A Physical, Visceral Act of Peeling Away

Die Künstlerin und Kuratorin Deborah Joyce Holman hat sich Orpheus von Moved by the Motion angesehen und ihre Erfahrungen in einem Text festgehalten, der, im Geiste des stream of consciousness,  mäandernd verschiedenen Spuren folgt. 

von Deborah Joyce Holman
erschienen am 08. Oktober 2021

For a few weeks now I have been trying to put into words the experience of seeing, watching, gazing at - experiencing - Orpheus, the latest production by Moved by the Motion, a band consisting of artist and filmmaker Wu Tsang, interdisciplinary artist Tosh Basco, dancer Josh Johnson, cellist Patrick Belaga, musician Asma Maroof and others - all of whom have hyphenated and multiple slash job descriptions. Much of their work dwells in what is impossible to put a finger on. Fittingly the shared approach of choice is improvisation.

Orpheus is no different: A visceral experience - as the first theatre performance I have seen since the band’s inaugural (and pre-pandemic) piece Sudden Rise at Schauspielhaus - and due to the elusive nature of the piece itself. I don’t remember the beginning.

Start, silence, light?, music?, then suddenly, there are a handful of characters each walking on stage with a determination in their zigzaggy path. But this must be already a good few minutes into the play. Two characters dressed in white are giggling as they stroll arm in arm amidst traipsing others. Chatting, asking: ‘Have you ever kissed anyone at the club without asking?’ Eurydice has entered the scene - two Eurydices.

Doubled, doubly impersonated, mirrored and paired variations.

A mirror as large as the stage itself is suspended at a forty-five-degree angle above it, doubling again, what is seen.

Orpheus, now also on stage (or was he already before?), now also in twos, now also seeing Eurydice, now gazing at her, now killing her, now killing both, unwillingly.

The underworld, unearthed by theatre technicians, is revealed underneath the stage. Stage flooring is peeled away, quietly, faintly hidden from the audience by a thin, white curtain onto which a series of images of historic depictions of Orpheus as well as contemporary kins are projected.

Orpheus, not the Greek one alone, but also Kid Death from Samuel R. Delaney’s The Einstein Intersection, and those who aren’t known as Orpheus, whose names are different, whose kinship flows through the likeness of attitude - seeking, indulging, hopeless, passionate.

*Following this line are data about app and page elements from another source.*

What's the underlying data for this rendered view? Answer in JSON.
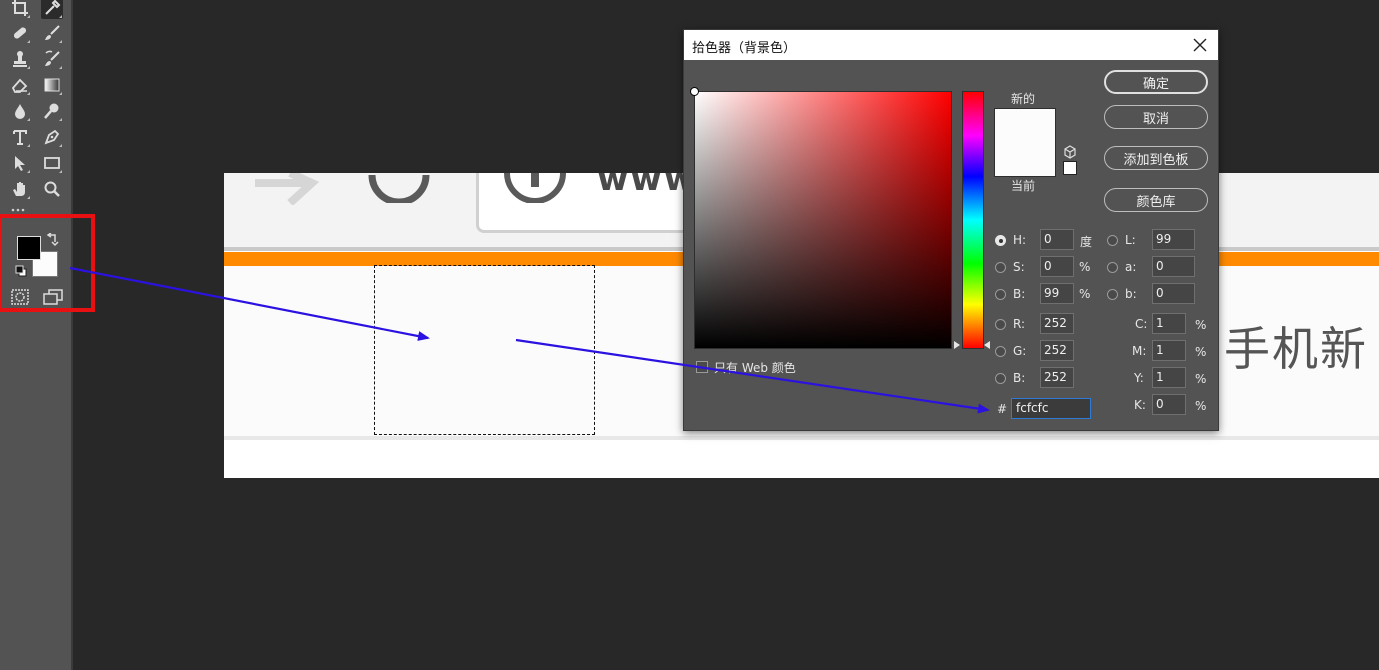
{
  "dialog": {
    "title": "拾色器（背景色）",
    "new_label": "新的",
    "current_label": "当前",
    "buttons": {
      "ok": "确定",
      "cancel": "取消",
      "add_to_swatches": "添加到色板",
      "color_libraries": "颜色库"
    },
    "web_only_label": "只有 Web 颜色",
    "web_only_checked": false,
    "new_color": "#fcfcfc",
    "current_color": "#fcfcfc",
    "selected_model": "H",
    "hsb": {
      "h_label": "H:",
      "h": "0",
      "h_unit": "度",
      "s_label": "S:",
      "s": "0",
      "s_unit": "%",
      "b_label": "B:",
      "b": "99",
      "b_unit": "%"
    },
    "rgb": {
      "r_label": "R:",
      "r": "252",
      "g_label": "G:",
      "g": "252",
      "b_label": "B:",
      "b": "252"
    },
    "lab": {
      "l_label": "L:",
      "l": "99",
      "a_label": "a:",
      "a": "0",
      "b_label": "b:",
      "b": "0"
    },
    "cmyk": {
      "c_label": "C:",
      "c": "1",
      "m_label": "M:",
      "m": "1",
      "y_label": "Y:",
      "y": "1",
      "k_label": "K:",
      "k": "0",
      "unit": "%"
    },
    "hex_hash": "#",
    "hex": "fcfcfc"
  },
  "toolbar": {
    "foreground_color": "#000000",
    "background_color": "#fcfcfc",
    "tools": [
      "crop-icon",
      "eyedropper-icon",
      "healing-brush-icon",
      "brush-icon",
      "clone-stamp-icon",
      "history-brush-icon",
      "eraser-icon",
      "gradient-icon",
      "blur-icon",
      "dodge-icon",
      "type-icon",
      "pen-icon",
      "path-selection-icon",
      "rectangle-icon",
      "hand-icon",
      "zoom-icon"
    ],
    "active_tool": "eyedropper-icon"
  },
  "canvas": {
    "page_text": "手机新",
    "url_partial": "www"
  },
  "colors": {
    "highlight_box": "#e81010",
    "annotation_arrow": "#2b12e0",
    "accent_bar": "#ff8a00"
  }
}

Once the curtain is pulled back again, the underworld is revealed. A large hole in the stage, a black canvas in the gigantic mirror as seen from above. In it, in its doubled image, movement and composition of red dress, white dress, white dress, white light, and the roots of two real ass trees at the top mark this space as the underworld, painterly so.

In fact, I can put my finger on exactly what I saw: but as does the band it seems, I, too, prefer to dwell in the knowledge that doesn’t want to be transmitted as fact, but as experience, as open, as under, as within. Weary of the harm of translation. And so, woven through multiple languages - English, German, Twi, guitar solos, gestures, giggles, dance, gazes… - parts of Orpheus remain unintelligible (to me and to others, others), others are missed because, in that particular moment, I looked somewhere else.

Undoing is a physical, visceral act of peeling away, scratching off layer after layer, shattering rigid readings. Your history, my history. Your history-my history does not exist. Orpheus as heritage of anyone who has loved.

It is dwelling, it is speaking in tongues, in own languages, in none, in mumbling, in microphones that are visible but turned off. Not what’s behind, but what is under. The underworld as generative space. What if we go where we are told not to - and then again - one Euridyce loves, the other longs.

Orpheus pulls apart at a fabric whose threads intertwine antecedent re-productions of the Greek myth and the band’s own interpretations. As the weave unravels, threads tangle anew and still, nearly one month since experiencing it. I don’t know how to put pen to paper to reflect Orpheus any other way than tracing scribbles.